▶ [WORK INSTRUCTIONS]
Give back the entire listing below, unaltered.

▶ [DATA EXTRACT]

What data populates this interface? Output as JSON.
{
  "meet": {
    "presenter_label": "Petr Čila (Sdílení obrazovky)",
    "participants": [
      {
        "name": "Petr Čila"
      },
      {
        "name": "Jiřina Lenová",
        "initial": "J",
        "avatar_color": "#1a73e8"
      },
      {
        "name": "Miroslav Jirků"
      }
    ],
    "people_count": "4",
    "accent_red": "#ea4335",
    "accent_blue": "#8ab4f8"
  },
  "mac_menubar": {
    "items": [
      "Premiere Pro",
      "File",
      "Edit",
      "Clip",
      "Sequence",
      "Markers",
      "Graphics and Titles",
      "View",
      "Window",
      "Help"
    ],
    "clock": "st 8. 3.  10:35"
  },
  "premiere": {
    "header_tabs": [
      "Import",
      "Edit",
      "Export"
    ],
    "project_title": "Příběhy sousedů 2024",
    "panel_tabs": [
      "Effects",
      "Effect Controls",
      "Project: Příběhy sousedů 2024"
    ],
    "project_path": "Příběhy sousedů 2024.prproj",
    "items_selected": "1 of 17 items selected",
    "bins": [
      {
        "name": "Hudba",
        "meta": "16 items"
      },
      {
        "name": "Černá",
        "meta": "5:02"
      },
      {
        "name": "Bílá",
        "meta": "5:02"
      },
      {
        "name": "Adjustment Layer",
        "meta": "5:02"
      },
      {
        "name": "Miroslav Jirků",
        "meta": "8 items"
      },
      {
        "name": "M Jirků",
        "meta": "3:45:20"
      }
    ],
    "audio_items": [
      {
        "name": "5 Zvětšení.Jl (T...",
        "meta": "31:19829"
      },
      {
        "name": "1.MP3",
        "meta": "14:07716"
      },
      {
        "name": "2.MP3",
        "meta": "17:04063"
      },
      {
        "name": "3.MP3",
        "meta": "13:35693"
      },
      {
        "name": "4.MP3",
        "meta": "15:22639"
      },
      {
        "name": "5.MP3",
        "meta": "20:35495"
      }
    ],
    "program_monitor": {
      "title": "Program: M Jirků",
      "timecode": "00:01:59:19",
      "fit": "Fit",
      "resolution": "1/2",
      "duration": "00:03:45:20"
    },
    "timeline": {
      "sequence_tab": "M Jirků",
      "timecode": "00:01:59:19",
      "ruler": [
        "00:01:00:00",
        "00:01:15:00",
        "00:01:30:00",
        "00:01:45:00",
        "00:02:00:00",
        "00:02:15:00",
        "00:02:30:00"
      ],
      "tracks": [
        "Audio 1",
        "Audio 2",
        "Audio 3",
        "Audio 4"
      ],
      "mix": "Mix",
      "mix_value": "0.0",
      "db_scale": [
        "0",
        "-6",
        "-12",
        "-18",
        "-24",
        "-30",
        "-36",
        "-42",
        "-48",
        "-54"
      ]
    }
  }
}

▶ [REPLY]
What data populates this interface? Output as JSON.
{
  "meet": {
    "presenter_label": "Petr Čila (Sdílení obrazovky)",
    "participants": [
      {
        "name": "Petr Čila"
      },
      {
        "name": "Jiřina Lenová",
        "initial": "J",
        "avatar_color": "#1a73e8"
      },
      {
        "name": "Miroslav Jirků"
      }
    ],
    "people_count": "4",
    "accent_red": "#ea4335",
    "accent_blue": "#8ab4f8"
  },
  "mac_menubar": {
    "items": [
      "Premiere Pro",
      "File",
      "Edit",
      "Clip",
      "Sequence",
      "Markers",
      "Graphics and Titles",
      "View",
      "Window",
      "Help"
    ],
    "clock": "st 8. 3.  10:35"
  },
  "premiere": {
    "header_tabs": [
      "Import",
      "Edit",
      "Export"
    ],
    "project_title": "Příběhy sousedů 2024",
    "panel_tabs": [
      "Effects",
      "Effect Controls",
      "Project: Příběhy sousedů 2024"
    ],
    "project_path": "Příběhy sousedů 2024.prproj",
    "items_selected": "1 of 17 items selected",
    "bins": [
      {
        "name": "Hudba",
        "meta": "16 items"
      },
      {
        "name": "Černá",
        "meta": "5:02"
      },
      {
        "name": "Bílá",
        "meta": "5:02"
      },
      {
        "name": "Adjustment Layer",
        "meta": "5:02"
      },
      {
        "name": "Miroslav Jirků",
        "meta": "8 items"
      },
      {
        "name": "M Jirků",
        "meta": "3:45:20"
      }
    ],
    "audio_items": [
      {
        "name": "5 Zvětšení.Jl (T...",
        "meta": "31:19829"
      },
      {
        "name": "1.MP3",
        "meta": "14:07716"
      },
      {
        "name": "2.MP3",
        "meta": "17:04063"
      },
      {
        "name": "3.MP3",
        "meta": "13:35693"
      },
      {
        "name": "4.MP3",
        "meta": "15:22639"
      },
      {
        "name": "5.MP3",
        "meta": "20:35495"
      }
    ],
    "program_monitor": {
      "title": "Program: M Jirků",
      "timecode": "00:01:59:19",
      "fit": "Fit",
      "resolution": "1/2",
      "duration": "00:03:45:20"
    },
    "timeline": {
      "sequence_tab": "M Jirků",
      "timecode": "00:01:59:19",
      "ruler": [
        "00:01:00:00",
        "00:01:15:00",
        "00:01:30:00",
        "00:01:45:00",
        "00:02:00:00",
        "00:02:15:00",
        "00:02:30:00"
      ],
      "tracks": [
        "Audio 1",
        "Audio 2",
        "Audio 3",
        "Audio 4"
      ],
      "mix": "Mix",
      "mix_value": "0.0",
      "db_scale": [
        "0",
        "-6",
        "-12",
        "-18",
        "-24",
        "-30",
        "-36",
        "-42",
        "-48",
        "-54"
      ]
    }
  }
}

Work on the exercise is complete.